So finally I looked at one of our clients LUTE Technologies whose product YuFares uses the Everbread engine for B2B and B2C customers. The version I used was open and used the B2C standard interface. I will ignore that B2B Agent version as this found fares cheaper than the previous sites with some complexity. While the complexity of the trip was within the boundaries of what the other sites found and would be normal for an agent to offer a customer - I thought it would be fairer to use the untuned version as the results were within acceptable boundaries.
The system returned 111 results of which it displayed 15. The timeline range was from 12 hours 30 to 16 hours. The price range was from $769 to $887.
Note: I investigated the results for each of the hosts and I can see that Worldspan which powers Orbitz actually constructs a lower fare than the LUTE results. For the LUTE results - the engine can choose from any GDS - so I selected a different GDS to highlight the difference. In this case I used the Amadeus GDS for availability options. When switching the engine to the different host - LUTE and Orbitz match. I indeed checked this on ITA's own mobile app and it too confirmed the results.
The clear conclusion one can draw is that for a simple search the results can vary rapidly. The fact that Delta seems to use an inferior tool for its search results is something that Delta will have to address as they go through the process of upgrading its site.
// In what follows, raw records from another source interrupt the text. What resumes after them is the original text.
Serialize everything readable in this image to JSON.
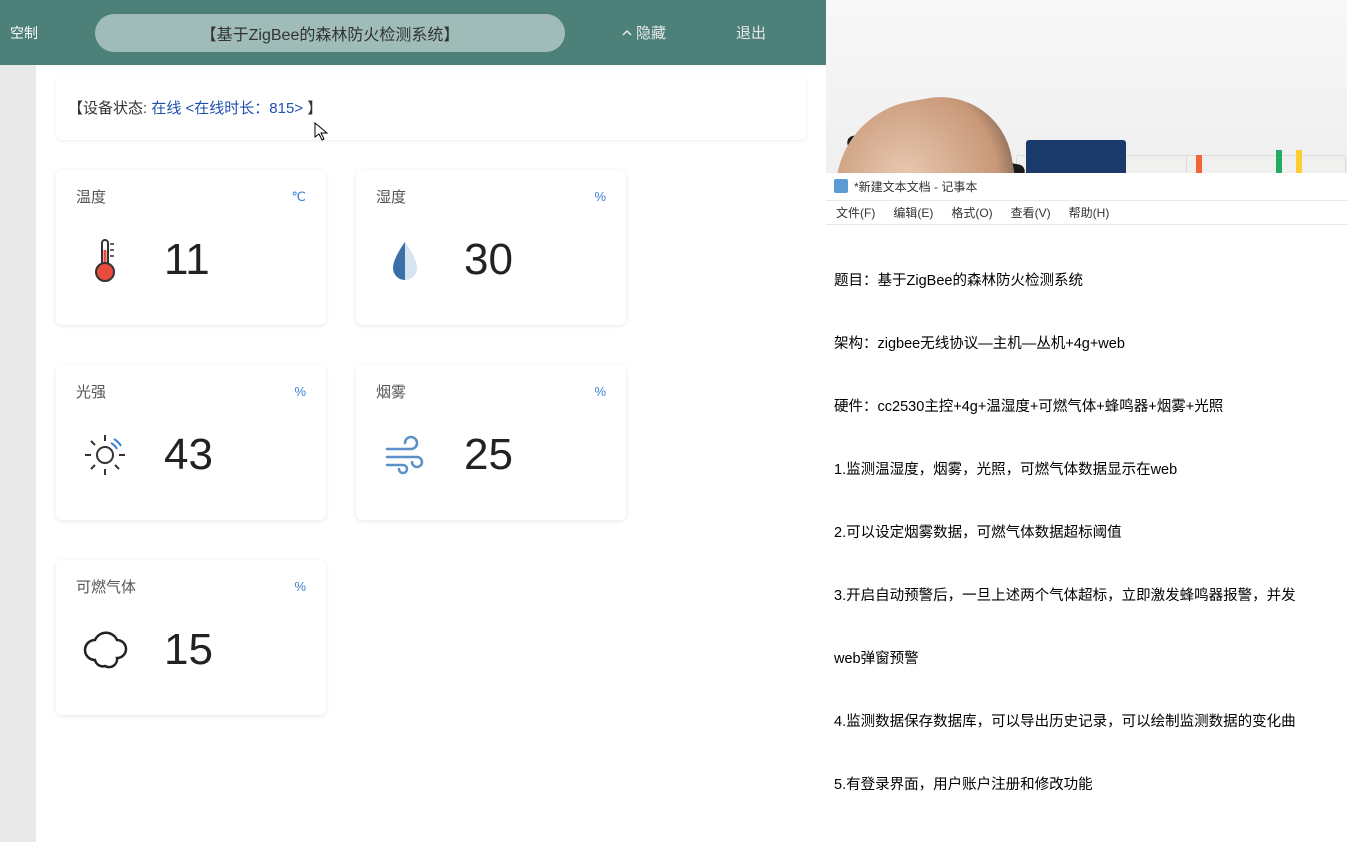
{
  "topbar": {
    "left_truncated": "空制",
    "title": "【基于ZigBee的森林防火检测系统】",
    "hide_label": "隐藏",
    "exit_label": "退出"
  },
  "status": {
    "prefix": "【设备状态:",
    "online_text": "在线 <在线时长：815>",
    "suffix": "】"
  },
  "sensors": {
    "temperature": {
      "label": "温度",
      "unit": "℃",
      "value": "11"
    },
    "humidity": {
      "label": "湿度",
      "unit": "%",
      "value": "30"
    },
    "light": {
      "label": "光强",
      "unit": "%",
      "value": "43"
    },
    "smoke": {
      "label": "烟雾",
      "unit": "%",
      "value": "25"
    },
    "gas": {
      "label": "可燃气体",
      "unit": "%",
      "value": "15"
    }
  },
  "notepad": {
    "window_title": "*新建文本文档 - 记事本",
    "menu": {
      "file": "文件(F)",
      "edit": "编辑(E)",
      "format": "格式(O)",
      "view": "查看(V)",
      "help": "帮助(H)"
    },
    "lines": [
      "题目：基于ZigBee的森林防火检测系统",
      "架构：zigbee无线协议—主机—丛机+4g+web",
      "硬件：cc2530主控+4g+温湿度+可燃气体+蜂鸣器+烟雾+光照",
      "1.监测温湿度，烟雾，光照，可燃气体数据显示在web",
      "2.可以设定烟雾数据，可燃气体数据超标阈值",
      "3.开启自动预警后，一旦上述两个气体超标，立即激发蜂鸣器报警，并发",
      "web弹窗预警",
      "4.监测数据保存数据库，可以导出历史记录，可以绘制监测数据的变化曲",
      "5.有登录界面，用户账户注册和修改功能"
    ]
  }
}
For Orbitz (ITA) and the LUTE Technologies (Everbread) engines - it can be seen that the consumer benefits from a better tool.
Based on the results: -
Who had the cheapest fare?
Who had the optimized search?
Orbitz and LUTE tie with a nudge to Orbitz for the cheaper fare using Worldspan (See note above on host systems).
Who had the best elapsed flight timea?
LUTE and Orbitz tie
Who returned the fastest result?
Lute by a hair. Orbitz near enough as a tie. Airline result was much slower.
Clearly if the legacy GDS is the system powering these results then one has to ask - what is fair search?
If you evaluate the consumer position would the consumer actually make a decision that has him sitting at an airport for nearly 24 hours to save a whole $23.70. That would easily get consumed in a few trips to the airport junk food court.
The possible results from availability differences are clear. If you use the GDS tools then you are likely to see different results as each GDS is constrained in what it can provide as a set of results. It is not that the answers are not there - it is that the GDS cannot display all the spectrum of possible answers. Newer technologies such as ITA and the YuFares powered results clearly demonstrate this. The brute force solution of lowest fare no matter what shows that there is a subtle case for displaying results based on business rules. The legacy GDSs cannot do that.
I hope that this adds to the debate and puts the issues of search in context. In my view search is not a simple thing and by now anyone who has taken more than 5 minutes to assess the situation must understand that Available Airfare search is a pretty hard and complex thing. From a consumer perspective with all this complexity - Google making an entrance can be seen as positive.
For the consumer the issue of search is cannot be just about price. But making an informed decision in a transparent manner is not trivial. The chorus of those who say that the legacy GDS is the be all and end all needs to get real about the issue. The issue of Direct Connect should be about quality of result and service to the consumer. Sadly that seems to have been forgotten. All these organizations claiming that legacy GDS powered results are essential to the framework of freedom of choice is pure hogwash. I don't think there is any 1950s/60s technology that should - or should I say COULD - ever make that claim. GDSs can do somethings really well. Search just happens not to be one of them.
So what do you think?